Below are some records; copy each line in them that contains "Virtual".

□ □ □ □ □ □ □

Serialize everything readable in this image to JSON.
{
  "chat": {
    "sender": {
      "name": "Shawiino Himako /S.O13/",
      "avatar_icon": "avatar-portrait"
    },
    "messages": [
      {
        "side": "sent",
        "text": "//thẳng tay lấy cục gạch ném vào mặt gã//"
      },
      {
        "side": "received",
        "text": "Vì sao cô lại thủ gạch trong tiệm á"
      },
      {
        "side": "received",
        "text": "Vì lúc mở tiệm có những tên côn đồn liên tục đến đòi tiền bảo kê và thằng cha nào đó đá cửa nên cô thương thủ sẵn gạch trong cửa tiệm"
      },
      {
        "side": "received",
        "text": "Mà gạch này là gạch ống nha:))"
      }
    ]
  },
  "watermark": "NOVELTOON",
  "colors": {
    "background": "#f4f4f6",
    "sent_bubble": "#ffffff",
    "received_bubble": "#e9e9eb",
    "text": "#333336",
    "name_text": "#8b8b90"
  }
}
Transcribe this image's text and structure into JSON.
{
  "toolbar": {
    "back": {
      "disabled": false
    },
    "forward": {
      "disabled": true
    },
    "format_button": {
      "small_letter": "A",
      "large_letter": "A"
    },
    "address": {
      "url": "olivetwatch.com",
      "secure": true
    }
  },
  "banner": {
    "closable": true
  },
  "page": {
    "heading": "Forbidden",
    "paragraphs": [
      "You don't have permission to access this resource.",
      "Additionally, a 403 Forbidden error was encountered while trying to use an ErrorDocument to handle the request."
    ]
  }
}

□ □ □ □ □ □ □

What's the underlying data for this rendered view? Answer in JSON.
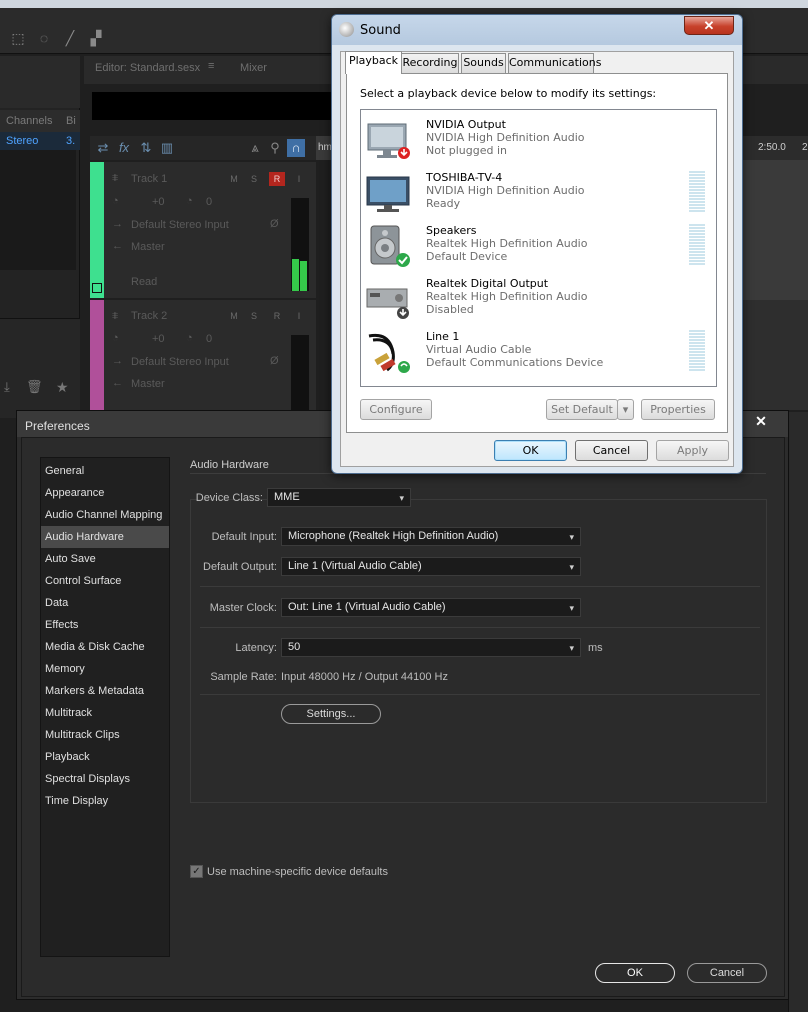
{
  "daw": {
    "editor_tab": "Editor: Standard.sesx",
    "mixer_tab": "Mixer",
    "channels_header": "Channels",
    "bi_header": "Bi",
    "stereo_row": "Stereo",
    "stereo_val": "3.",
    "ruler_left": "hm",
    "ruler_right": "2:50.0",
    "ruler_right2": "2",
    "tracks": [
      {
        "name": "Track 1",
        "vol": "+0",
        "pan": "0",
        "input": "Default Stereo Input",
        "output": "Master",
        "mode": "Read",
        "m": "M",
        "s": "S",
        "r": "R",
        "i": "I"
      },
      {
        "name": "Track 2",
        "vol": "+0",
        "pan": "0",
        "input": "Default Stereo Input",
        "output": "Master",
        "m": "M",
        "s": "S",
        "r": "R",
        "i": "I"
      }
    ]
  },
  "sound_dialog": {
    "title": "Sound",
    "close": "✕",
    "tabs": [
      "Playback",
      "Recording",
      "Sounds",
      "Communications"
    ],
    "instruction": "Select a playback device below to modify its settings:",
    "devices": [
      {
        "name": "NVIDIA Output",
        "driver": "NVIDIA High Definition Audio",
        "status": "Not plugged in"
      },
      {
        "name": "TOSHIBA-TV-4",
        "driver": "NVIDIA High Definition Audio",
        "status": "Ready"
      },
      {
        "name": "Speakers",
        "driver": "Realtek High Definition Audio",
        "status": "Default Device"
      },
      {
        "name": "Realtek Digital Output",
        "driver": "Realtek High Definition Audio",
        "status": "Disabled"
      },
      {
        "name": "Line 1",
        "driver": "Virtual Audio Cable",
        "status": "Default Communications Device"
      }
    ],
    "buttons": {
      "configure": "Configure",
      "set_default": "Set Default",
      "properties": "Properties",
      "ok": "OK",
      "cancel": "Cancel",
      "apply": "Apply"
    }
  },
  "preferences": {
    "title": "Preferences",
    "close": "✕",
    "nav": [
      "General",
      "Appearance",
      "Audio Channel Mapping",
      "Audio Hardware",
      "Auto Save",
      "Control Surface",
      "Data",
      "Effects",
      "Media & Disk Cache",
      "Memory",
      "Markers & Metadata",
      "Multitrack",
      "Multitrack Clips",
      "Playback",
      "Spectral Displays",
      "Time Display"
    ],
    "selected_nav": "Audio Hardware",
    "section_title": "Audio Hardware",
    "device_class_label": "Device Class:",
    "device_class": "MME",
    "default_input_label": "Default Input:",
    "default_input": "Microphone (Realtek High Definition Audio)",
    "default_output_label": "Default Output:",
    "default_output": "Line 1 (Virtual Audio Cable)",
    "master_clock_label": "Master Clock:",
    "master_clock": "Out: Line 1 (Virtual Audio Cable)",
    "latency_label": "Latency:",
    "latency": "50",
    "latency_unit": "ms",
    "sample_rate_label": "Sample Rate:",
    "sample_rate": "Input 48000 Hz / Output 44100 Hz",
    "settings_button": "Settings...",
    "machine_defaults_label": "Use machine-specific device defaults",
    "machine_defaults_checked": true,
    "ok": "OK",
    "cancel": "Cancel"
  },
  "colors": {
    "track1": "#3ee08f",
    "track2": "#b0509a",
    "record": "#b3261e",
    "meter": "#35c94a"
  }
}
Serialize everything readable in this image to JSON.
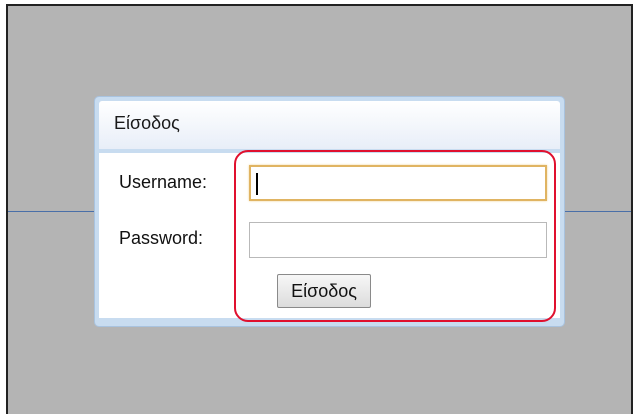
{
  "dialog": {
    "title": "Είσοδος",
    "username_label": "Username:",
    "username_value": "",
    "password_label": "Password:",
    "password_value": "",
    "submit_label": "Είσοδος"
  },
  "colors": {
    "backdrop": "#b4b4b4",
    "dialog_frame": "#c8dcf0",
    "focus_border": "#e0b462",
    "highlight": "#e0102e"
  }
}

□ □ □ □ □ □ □

__RESULT__
        "driver": "Virtual Audio Cable",
    "default_output": "Line 1 (Virtual Audio Cable)",
    "master_clock": "Out: Line 1 (Virtual Audio Cable)",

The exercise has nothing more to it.